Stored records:
● ● ● ● ● ● ●

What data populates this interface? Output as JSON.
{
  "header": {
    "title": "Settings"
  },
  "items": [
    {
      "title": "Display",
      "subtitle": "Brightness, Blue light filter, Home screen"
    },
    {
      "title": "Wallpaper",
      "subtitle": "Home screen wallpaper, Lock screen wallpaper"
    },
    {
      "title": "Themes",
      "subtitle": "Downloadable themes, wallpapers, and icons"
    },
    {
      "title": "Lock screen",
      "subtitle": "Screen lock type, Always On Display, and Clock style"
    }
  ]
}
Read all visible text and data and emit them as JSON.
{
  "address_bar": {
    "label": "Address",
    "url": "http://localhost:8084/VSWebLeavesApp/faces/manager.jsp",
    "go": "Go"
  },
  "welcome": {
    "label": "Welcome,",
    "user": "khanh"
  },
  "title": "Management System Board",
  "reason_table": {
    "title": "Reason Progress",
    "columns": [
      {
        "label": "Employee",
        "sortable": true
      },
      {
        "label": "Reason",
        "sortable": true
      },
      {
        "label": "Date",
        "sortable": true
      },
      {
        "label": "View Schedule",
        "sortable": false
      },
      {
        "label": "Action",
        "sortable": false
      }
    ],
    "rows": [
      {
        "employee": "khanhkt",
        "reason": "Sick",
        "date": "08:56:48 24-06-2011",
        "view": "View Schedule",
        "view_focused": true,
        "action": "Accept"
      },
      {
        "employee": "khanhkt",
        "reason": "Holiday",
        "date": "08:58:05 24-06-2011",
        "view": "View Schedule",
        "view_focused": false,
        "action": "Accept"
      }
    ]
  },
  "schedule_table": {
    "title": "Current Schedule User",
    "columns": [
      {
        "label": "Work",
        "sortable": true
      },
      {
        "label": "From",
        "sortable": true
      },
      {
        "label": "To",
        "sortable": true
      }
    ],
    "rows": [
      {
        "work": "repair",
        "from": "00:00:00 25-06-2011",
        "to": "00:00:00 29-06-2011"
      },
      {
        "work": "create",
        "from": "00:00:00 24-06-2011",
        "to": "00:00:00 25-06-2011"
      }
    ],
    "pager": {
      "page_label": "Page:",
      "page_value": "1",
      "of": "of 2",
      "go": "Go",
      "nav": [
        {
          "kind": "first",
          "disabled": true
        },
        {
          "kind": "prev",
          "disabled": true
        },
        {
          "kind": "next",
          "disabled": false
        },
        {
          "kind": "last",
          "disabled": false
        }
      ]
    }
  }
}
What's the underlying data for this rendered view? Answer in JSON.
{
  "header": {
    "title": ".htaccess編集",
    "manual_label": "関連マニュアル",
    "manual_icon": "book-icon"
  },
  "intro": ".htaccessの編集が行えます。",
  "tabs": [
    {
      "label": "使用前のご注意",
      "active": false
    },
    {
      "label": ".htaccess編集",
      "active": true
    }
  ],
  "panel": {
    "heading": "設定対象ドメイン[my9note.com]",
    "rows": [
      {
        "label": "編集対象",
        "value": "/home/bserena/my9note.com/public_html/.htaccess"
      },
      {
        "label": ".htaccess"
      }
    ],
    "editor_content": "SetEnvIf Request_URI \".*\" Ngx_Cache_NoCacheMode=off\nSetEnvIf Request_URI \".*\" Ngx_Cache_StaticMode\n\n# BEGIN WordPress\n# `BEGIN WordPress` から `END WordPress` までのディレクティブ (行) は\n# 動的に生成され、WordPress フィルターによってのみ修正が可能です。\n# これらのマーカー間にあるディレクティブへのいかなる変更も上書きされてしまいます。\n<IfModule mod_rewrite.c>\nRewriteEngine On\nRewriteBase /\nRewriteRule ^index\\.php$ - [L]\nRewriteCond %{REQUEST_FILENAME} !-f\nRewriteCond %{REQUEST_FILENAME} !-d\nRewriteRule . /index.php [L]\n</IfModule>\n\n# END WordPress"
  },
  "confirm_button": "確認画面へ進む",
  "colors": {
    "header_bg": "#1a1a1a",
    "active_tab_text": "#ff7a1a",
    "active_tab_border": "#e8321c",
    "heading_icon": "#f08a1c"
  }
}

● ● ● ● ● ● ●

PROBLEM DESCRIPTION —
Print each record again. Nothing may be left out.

ANSWER TO THIS PROBLEM —
What data populates this interface? Output as JSON.
{
  "header": {
    "title": "Settings"
  },
  "items": [
    {
      "title": "Display",
      "subtitle": "Brightness, Blue light filter, Home screen"
    },
    {
      "title": "Wallpaper",
      "subtitle": "Home screen wallpaper, Lock screen wallpaper"
    },
    {
      "title": "Themes",
      "subtitle": "Downloadable themes, wallpapers, and icons"
    },
    {
      "title": "Lock screen",
      "subtitle": "Screen lock type, Always On Display, and Clock style"
    }
  ]
}
Read all visible text and data and emit them as JSON.
{
  "address_bar": {
    "label": "Address",
    "url": "http://localhost:8084/VSWebLeavesApp/faces/manager.jsp",
    "go": "Go"
  },
  "welcome": {
    "label": "Welcome,",
    "user": "khanh"
  },
  "title": "Management System Board",
  "reason_table": {
    "title": "Reason Progress",
    "columns": [
      {
        "label": "Employee",
        "sortable": true
      },
      {
        "label": "Reason",
        "sortable": true
      },
      {
        "label": "Date",
        "sortable": true
      },
      {
        "label": "View Schedule",
        "sortable": false
      },
      {
        "label": "Action",
        "sortable": false
      }
    ],
    "rows": [
      {
        "employee": "khanhkt",
        "reason": "Sick",
        "date": "08:56:48 24-06-2011",
        "view": "View Schedule",
        "view_focused": true,
        "action": "Accept"
      },
      {
        "employee": "khanhkt",
        "reason": "Holiday",
        "date": "08:58:05 24-06-2011",
        "view": "View Schedule",
        "view_focused": false,
        "action": "Accept"
      }
    ]
  },
  "schedule_table": {
    "title": "Current Schedule User",
    "columns": [
      {
        "label": "Work",
        "sortable": true
      },
      {
        "label": "From",
        "sortable": true
      },
      {
        "label": "To",
        "sortable": true
      }
    ],
    "rows": [
      {
        "work": "repair",
        "from": "00:00:00 25-06-2011",
        "to": "00:00:00 29-06-2011"
      },
      {
        "work": "create",
        "from": "00:00:00 24-06-2011",
        "to": "00:00:00 25-06-2011"
      }
    ],
    "pager": {
      "page_label": "Page:",
      "page_value": "1",
      "of": "of 2",
      "go": "Go",
      "nav": [
        {
          "kind": "first",
          "disabled": true
        },
        {
          "kind": "prev",
          "disabled": true
        },
        {
          "kind": "next",
          "disabled": false
        },
        {
          "kind": "last",
          "disabled": false
        }
      ]
    }
  }
}
What's the underlying data for this rendered view? Answer in JSON.
{
  "header": {
    "title": ".htaccess編集",
    "manual_label": "関連マニュアル",
    "manual_icon": "book-icon"
  },
  "intro": ".htaccessの編集が行えます。",
  "tabs": [
    {
      "label": "使用前のご注意",
      "active": false
    },
    {
      "label": ".htaccess編集",
      "active": true
    }
  ],
  "panel": {
    "heading": "設定対象ドメイン[my9note.com]",
    "rows": [
      {
        "label": "編集対象",
        "value": "/home/bserena/my9note.com/public_html/.htaccess"
      },
      {
        "label": ".htaccess"
      }
    ],
    "editor_content": "SetEnvIf Request_URI \".*\" Ngx_Cache_NoCacheMode=off\nSetEnvIf Request_URI \".*\" Ngx_Cache_StaticMode\n\n# BEGIN WordPress\n# `BEGIN WordPress` から `END WordPress` までのディレクティブ (行) は\n# 動的に生成され、WordPress フィルターによってのみ修正が可能です。\n# これらのマーカー間にあるディレクティブへのいかなる変更も上書きされてしまいます。\n<IfModule mod_rewrite.c>\nRewriteEngine On\nRewriteBase /\nRewriteRule ^index\\.php$ - [L]\nRewriteCond %{REQUEST_FILENAME} !-f\nRewriteCond %{REQUEST_FILENAME} !-d\nRewriteRule . /index.php [L]\n</IfModule>\n\n# END WordPress"
  },
  "confirm_button": "確認画面へ進む",
  "colors": {
    "header_bg": "#1a1a1a",
    "active_tab_text": "#ff7a1a",
    "active_tab_border": "#e8321c",
    "heading_icon": "#f08a1c"
  }
}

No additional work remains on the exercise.